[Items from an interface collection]
--

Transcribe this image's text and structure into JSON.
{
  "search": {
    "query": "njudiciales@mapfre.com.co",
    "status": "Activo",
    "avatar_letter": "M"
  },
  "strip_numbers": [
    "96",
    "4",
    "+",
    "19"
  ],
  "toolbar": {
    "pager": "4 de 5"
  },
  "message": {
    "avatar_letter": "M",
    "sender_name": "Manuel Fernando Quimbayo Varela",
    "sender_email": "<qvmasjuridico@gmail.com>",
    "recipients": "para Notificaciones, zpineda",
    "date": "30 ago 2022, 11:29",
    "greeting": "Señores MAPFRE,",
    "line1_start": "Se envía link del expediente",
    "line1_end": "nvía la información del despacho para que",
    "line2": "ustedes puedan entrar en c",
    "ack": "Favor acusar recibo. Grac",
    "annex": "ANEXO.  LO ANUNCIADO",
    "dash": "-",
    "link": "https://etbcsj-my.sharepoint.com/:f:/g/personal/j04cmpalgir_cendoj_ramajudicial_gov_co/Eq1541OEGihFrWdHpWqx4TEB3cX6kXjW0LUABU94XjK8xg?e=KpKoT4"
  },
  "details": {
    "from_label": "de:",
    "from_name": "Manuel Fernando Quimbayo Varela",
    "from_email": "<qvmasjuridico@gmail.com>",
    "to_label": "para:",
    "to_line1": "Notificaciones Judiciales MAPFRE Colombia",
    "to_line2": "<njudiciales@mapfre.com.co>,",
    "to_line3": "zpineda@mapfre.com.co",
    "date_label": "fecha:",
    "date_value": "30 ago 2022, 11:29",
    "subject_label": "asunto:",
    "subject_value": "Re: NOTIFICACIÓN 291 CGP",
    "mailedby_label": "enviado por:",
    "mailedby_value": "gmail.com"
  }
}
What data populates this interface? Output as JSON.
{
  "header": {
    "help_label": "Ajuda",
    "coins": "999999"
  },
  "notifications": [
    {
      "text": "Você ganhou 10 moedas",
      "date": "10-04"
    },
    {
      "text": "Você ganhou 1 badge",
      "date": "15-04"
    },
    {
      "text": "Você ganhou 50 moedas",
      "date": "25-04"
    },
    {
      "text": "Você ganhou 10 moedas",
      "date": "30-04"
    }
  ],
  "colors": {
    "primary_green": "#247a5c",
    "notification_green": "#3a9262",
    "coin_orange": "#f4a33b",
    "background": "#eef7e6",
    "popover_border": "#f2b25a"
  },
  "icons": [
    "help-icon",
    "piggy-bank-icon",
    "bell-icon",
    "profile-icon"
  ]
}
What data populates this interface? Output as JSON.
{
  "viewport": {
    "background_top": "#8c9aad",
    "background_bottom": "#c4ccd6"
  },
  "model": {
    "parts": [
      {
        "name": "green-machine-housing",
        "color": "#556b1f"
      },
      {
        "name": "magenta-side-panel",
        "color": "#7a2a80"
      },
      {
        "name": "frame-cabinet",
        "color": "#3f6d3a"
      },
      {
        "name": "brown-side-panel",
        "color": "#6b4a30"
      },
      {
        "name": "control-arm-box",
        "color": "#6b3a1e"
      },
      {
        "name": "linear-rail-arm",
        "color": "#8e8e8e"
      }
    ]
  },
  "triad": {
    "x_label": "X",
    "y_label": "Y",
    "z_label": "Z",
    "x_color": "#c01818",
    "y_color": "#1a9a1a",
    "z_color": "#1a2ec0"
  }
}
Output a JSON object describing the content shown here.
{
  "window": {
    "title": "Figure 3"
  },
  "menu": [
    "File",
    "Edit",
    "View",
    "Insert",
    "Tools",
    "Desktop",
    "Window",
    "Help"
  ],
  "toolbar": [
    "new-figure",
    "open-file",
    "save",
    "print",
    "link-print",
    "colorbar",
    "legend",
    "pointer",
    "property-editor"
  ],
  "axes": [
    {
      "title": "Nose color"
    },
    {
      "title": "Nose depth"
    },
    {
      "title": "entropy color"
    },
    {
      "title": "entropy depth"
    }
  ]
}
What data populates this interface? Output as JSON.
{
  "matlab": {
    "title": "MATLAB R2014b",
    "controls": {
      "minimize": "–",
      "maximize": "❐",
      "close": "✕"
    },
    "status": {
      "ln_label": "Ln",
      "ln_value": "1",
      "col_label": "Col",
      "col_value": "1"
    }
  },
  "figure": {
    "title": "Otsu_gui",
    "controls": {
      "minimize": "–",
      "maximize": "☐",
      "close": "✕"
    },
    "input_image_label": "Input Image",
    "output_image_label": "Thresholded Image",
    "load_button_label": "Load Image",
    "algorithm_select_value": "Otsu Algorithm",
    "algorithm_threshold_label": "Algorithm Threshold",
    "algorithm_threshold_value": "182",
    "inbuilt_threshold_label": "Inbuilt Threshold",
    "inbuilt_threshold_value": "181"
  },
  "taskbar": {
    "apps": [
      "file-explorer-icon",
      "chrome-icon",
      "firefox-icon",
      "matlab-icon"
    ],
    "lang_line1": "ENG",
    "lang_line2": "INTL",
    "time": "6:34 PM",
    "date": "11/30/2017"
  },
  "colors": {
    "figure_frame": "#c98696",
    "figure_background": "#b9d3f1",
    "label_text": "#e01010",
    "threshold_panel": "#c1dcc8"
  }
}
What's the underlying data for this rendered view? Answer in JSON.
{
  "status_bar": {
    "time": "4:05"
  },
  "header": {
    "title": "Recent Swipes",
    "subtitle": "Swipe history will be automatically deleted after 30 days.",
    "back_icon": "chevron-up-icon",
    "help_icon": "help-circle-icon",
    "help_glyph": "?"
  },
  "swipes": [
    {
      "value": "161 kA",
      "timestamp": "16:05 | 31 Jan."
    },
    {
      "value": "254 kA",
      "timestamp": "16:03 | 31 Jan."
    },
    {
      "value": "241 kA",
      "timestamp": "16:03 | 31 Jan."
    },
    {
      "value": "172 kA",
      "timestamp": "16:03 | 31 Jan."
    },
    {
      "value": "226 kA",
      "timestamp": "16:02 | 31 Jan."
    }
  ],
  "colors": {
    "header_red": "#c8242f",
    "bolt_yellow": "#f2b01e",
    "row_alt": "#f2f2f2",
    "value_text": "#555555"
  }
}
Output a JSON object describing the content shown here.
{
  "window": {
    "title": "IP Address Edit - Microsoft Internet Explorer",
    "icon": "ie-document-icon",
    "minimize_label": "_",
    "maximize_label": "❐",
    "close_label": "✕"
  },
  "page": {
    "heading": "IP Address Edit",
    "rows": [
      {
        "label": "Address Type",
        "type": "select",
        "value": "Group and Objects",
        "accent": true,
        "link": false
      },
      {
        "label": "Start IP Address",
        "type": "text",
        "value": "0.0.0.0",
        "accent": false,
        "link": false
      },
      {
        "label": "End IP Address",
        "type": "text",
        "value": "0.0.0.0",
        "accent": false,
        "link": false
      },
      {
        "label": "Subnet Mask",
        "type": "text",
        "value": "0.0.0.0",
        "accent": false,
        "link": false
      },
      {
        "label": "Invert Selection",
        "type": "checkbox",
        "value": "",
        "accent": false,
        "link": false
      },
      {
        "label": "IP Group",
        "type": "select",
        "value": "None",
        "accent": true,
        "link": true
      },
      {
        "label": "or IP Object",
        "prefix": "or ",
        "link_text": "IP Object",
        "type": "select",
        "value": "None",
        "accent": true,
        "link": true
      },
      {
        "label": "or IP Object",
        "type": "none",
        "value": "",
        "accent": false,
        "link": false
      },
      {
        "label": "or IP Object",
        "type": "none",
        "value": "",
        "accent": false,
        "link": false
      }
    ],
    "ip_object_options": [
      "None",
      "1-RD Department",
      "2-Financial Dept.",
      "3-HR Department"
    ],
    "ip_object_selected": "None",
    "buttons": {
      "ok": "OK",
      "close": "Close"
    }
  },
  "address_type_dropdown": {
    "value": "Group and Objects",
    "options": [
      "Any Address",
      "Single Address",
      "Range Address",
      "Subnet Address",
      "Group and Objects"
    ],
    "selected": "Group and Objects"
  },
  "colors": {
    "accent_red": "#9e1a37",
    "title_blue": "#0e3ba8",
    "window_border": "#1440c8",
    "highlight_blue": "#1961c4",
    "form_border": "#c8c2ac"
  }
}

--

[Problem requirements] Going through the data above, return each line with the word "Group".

[Result]
        "value": "Group and Objects",
        "label": "IP Group",
    "value": "Group and Objects",
      "Group and Objects"
    "selected": "Group and Objects"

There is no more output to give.